Conventional education wisdom dictates that one of a principal's main duties is to be an instructional leader. A new study looks at what this term really means and whether a principal's instructional leadership yields any benefit to students' academic achievement.
Jason A. Grissom and Susanna Loeb found that understanding instructional leadership was akin to opening up a Russian nesting doll - each finding encompassed a more nuanced finding hidden within it.
Layer 1: Overall, spending more time on instructional leadership doesn't make a difference for student learning.
Layer 2: The type of instructional leadership matters. At least in math, coaching teachers and evaluating teachers or curricula are associated with greater student achievement. However, spending more time on classroom walkthroughs is associated with a decrease in student achievement. These different outcomes help explain why instructional leadership overall is a wash.
Layer 3: The purpose for classroom walkthroughs matters. Walkthroughs intended to increase principals' visibility were counterproductive, while walkthroughs used for professional development - to identify areas where teachers may need additional support - were beneficial.
Layer 4: Pairing coaching with walkthroughs for professional development makes these practices even more effective.
Layer 5: All of these practices may tell us more than just how principals spent their time on one particular day - they may be proxies for the principal's general priorities and capacity to give teachers meaningful support and feedback.

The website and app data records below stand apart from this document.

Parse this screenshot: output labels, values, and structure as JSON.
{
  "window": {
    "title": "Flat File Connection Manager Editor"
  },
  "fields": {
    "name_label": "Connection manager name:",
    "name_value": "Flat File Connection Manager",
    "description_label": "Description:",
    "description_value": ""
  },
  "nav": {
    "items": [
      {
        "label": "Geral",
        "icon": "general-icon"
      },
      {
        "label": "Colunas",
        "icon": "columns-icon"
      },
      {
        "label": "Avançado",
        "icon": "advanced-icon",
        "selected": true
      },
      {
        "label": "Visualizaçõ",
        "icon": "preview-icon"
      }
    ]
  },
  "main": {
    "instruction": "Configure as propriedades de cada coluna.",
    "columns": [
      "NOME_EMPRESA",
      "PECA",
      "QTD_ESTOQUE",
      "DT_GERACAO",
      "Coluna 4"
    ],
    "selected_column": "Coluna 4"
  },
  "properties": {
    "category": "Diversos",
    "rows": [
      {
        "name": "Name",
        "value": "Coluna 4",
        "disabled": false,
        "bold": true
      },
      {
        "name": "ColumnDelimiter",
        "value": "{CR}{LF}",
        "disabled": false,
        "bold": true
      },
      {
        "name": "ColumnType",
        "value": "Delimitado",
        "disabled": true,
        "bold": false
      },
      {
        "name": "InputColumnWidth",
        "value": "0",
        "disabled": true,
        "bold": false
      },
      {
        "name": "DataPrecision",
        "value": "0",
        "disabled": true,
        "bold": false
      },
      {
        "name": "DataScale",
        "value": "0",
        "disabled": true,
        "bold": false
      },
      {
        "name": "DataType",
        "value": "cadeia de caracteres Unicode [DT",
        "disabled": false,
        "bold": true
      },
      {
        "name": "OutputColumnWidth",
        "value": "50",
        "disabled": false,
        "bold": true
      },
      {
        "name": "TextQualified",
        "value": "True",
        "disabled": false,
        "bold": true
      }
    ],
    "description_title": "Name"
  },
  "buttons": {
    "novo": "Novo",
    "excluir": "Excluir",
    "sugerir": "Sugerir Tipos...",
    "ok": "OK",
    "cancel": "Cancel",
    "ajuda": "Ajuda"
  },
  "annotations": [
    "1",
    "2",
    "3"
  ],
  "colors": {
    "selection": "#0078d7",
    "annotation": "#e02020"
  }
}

Principals who considers themselves instructional leaders should consider whether their actions actually support teacher development and student achievement. And for the research community, it reminds us that the easy answers we glean from data may not always be the right ones - sometimes we need to dig a little deeper to find out what's really going on.